CONRAD vOHNSID; ;
VoienooDfi 1098. 231 Twe.-er.h f-T.
Manufacturer of all birds of
BOOTS ANP SBOEb
Gent' Fine Shoes a special!.?. Tt?niriniro.one neatly and promptly.
A share of jour patronage respectfully solicited.
1818 8econd Aventi. Rcvck Im V
R ii. Hudson. M. J. Parker.
HUDSON & PARKER,
CARPENTERS AND BUILDERS,
all kinds of Carpentering promptly attended to. Estimate
fnrmshed when desired.
8hop cor. First ave. and Seventeenth st. Rock Island.
AND ARCHITECTURAL IRON WORK.
AP kinds of brass, bronze and aluminum bronze casting, all shade and temere Mai
a specialty of brass metal pattern and artistic work.
Shot D Orfin-At 1811 First avenue, near Ferry iacdim.', - KOCK lt-LASD
J. MAGEK, Proprietor:
OjpGir&i. JEEo Baloor
UEORHE SCIUFEK, Proprietor.
1601 Second Avenne, Corner of Sixteenth Street, Ojipofite Harrer's Theatre.
i he choicest Wine. Liquors, Beer and Cigars always on Hsnc
Free I.nnch Ever Dav
E-tab'.ishcd 1ES0 ISMS.
ALWAYS IMF CHEAPEST.
Save monej bv buying yonr Crockery, filssware, Cu -lery,

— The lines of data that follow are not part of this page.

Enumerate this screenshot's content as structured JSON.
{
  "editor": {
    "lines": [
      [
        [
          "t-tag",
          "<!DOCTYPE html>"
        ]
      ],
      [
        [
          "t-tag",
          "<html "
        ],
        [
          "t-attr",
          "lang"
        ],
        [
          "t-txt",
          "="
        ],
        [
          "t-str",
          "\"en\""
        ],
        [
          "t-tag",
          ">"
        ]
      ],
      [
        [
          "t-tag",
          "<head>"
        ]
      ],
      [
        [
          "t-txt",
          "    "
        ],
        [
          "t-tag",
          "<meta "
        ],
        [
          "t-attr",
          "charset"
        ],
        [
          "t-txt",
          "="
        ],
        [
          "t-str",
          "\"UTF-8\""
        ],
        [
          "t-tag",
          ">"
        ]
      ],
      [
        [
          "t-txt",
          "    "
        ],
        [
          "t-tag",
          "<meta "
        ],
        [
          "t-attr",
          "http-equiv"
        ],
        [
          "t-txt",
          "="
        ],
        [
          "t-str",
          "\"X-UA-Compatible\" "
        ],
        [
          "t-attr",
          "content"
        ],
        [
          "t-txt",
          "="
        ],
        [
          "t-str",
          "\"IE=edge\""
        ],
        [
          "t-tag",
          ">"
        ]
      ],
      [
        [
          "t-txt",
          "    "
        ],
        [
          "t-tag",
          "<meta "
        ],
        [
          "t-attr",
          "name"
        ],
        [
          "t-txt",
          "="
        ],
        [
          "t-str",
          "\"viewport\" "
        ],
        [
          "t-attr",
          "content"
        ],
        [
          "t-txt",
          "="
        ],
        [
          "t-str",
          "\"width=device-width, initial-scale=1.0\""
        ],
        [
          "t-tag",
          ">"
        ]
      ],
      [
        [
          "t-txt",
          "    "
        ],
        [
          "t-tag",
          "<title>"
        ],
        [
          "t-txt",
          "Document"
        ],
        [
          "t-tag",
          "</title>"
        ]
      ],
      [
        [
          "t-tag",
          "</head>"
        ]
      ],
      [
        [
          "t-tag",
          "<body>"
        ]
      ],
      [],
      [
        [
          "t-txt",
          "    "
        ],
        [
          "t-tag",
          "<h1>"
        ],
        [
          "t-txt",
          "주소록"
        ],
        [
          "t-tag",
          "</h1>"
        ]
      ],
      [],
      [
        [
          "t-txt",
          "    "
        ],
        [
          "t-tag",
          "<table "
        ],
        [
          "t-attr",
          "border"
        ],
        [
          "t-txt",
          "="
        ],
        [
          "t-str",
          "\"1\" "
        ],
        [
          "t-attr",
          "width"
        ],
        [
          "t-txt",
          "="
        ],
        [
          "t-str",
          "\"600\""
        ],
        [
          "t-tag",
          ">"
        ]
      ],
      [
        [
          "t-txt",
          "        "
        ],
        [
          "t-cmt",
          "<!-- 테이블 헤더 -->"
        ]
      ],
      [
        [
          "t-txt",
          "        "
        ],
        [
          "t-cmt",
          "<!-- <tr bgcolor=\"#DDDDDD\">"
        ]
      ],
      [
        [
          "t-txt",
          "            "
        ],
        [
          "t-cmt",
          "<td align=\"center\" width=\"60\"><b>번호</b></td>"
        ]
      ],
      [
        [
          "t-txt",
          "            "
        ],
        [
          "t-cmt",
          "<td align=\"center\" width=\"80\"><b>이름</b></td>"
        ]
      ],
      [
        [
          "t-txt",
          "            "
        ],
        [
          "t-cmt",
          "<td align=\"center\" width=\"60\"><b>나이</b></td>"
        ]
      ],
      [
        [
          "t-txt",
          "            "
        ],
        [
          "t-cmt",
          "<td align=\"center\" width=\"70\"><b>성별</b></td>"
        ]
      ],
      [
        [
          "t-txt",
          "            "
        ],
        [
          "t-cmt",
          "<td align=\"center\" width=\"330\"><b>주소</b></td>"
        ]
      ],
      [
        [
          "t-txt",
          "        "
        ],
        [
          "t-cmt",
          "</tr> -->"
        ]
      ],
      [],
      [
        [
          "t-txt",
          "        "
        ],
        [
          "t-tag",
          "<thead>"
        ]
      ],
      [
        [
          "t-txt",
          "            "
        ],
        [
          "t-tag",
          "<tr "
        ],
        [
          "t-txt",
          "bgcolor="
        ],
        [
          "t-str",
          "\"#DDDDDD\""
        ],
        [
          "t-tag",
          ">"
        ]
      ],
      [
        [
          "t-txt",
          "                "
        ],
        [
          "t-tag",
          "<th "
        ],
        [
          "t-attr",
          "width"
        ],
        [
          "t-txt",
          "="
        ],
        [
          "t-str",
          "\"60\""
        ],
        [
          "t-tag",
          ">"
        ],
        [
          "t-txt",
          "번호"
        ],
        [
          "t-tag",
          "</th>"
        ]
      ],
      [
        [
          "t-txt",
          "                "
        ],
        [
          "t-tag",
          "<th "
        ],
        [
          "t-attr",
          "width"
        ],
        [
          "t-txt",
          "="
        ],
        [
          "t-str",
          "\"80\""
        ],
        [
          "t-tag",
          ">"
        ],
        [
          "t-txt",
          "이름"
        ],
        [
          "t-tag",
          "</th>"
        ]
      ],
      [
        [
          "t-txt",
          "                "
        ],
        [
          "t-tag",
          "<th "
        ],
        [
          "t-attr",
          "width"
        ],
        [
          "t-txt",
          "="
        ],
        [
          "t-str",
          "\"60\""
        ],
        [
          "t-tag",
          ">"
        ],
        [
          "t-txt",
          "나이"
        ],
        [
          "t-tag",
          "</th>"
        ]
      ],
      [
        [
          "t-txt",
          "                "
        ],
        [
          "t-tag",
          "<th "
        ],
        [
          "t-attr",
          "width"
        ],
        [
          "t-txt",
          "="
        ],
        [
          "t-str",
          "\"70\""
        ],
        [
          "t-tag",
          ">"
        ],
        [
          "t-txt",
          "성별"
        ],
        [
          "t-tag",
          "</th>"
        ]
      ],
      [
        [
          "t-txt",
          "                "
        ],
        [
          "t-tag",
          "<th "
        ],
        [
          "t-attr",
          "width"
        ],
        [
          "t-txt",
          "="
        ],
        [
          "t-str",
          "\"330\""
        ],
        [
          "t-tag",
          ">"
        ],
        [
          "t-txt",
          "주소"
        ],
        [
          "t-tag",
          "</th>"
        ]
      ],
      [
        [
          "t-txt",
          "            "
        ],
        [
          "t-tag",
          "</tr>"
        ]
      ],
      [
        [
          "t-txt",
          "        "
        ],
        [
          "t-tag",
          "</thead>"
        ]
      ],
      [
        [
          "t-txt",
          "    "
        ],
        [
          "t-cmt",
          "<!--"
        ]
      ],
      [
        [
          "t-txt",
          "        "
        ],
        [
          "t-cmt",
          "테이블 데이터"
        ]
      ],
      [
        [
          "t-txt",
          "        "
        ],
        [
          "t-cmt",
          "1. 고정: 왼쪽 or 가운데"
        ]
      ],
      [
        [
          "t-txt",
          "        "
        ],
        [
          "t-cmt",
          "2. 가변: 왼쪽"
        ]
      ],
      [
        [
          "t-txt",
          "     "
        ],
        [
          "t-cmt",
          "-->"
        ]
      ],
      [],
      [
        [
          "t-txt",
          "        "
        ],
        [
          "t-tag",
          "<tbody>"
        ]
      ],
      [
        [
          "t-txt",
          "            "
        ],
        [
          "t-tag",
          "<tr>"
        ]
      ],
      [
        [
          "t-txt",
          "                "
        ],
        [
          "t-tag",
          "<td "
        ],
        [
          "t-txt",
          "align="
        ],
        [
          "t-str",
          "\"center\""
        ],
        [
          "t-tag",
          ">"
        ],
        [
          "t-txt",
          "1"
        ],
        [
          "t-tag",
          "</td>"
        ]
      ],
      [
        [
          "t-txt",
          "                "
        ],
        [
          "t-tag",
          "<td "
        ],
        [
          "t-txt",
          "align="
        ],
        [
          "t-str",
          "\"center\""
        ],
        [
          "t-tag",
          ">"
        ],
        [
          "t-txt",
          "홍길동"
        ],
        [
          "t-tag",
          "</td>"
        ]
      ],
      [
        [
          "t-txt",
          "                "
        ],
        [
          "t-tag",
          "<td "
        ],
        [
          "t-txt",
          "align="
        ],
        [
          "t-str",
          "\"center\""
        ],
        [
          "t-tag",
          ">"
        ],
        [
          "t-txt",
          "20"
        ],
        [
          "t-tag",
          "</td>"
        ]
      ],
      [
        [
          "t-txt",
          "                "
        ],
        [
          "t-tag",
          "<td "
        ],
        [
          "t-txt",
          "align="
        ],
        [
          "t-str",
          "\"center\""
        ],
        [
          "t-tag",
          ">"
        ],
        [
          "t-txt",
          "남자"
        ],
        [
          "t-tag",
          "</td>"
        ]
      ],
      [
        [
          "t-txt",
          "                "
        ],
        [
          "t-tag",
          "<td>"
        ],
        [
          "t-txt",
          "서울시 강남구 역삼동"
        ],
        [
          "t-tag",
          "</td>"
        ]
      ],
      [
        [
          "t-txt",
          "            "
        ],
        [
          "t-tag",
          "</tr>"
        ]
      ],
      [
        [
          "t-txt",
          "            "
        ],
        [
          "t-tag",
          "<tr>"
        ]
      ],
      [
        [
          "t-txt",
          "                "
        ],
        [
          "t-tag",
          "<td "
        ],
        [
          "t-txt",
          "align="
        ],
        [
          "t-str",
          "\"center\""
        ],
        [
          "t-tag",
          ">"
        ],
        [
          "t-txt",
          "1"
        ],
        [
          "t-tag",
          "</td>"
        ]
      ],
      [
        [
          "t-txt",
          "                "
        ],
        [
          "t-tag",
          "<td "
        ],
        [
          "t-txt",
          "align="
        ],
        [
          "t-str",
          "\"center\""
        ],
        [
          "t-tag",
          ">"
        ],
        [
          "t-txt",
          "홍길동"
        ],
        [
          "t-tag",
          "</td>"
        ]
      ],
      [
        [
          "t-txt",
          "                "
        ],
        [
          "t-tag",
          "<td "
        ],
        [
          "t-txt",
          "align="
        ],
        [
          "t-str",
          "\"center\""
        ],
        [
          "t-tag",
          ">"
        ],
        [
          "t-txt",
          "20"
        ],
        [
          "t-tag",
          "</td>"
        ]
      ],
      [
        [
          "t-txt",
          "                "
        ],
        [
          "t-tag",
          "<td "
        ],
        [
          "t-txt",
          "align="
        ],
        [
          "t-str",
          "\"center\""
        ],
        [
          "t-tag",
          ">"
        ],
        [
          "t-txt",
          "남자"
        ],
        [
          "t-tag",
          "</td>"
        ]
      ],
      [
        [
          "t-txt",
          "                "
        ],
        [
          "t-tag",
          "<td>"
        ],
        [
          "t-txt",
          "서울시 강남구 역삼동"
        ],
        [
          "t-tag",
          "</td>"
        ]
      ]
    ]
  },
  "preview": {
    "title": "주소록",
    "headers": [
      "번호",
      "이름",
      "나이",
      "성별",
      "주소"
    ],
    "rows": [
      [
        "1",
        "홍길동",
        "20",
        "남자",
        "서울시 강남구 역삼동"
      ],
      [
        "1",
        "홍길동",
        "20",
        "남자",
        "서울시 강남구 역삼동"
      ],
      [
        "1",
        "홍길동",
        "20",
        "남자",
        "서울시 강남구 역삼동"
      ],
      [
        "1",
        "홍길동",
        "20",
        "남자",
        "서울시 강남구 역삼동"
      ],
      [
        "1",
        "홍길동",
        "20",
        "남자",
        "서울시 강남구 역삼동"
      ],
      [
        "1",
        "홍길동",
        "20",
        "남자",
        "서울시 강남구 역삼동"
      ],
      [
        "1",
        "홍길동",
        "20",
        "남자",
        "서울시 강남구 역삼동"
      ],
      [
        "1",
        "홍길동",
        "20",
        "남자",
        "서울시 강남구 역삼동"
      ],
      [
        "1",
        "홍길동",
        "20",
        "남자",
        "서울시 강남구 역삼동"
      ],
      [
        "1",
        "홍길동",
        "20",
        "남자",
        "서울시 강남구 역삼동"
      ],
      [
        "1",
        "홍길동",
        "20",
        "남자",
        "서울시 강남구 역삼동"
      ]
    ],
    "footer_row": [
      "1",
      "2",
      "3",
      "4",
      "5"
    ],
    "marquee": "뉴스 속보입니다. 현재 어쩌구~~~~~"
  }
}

Tinwar. Woodware. and Brushes, at the Old m
Reliable 5 a" 10 Cents Stor.
MHS. C, SIITSRH'S. t3J4 -"hlrd AVf
JT. lIa CHRISTY,
C. J. W.
1U1 1123 Fourth avenue,
flans and rpedfications rnrnlHbea on su
1706 Second Aven
Handwlcben Fiirn'- on sl ort 'ot:.
MMGF4CT0HE8 CP C5JC.EH .SC i
Ask Tonr Ornecr for Them.
tt, f hri.ii "Otmik" .nd CI try "VTifw-
w. . r-.... TU ..vonTII. -
ttestasnce - .. ,rrii
... ...! for Wl)lcr I' D" r
ciaaeee o won, 'F" T. w, "
new, etylitb ana ce?.r.
ROCK ISLAD iw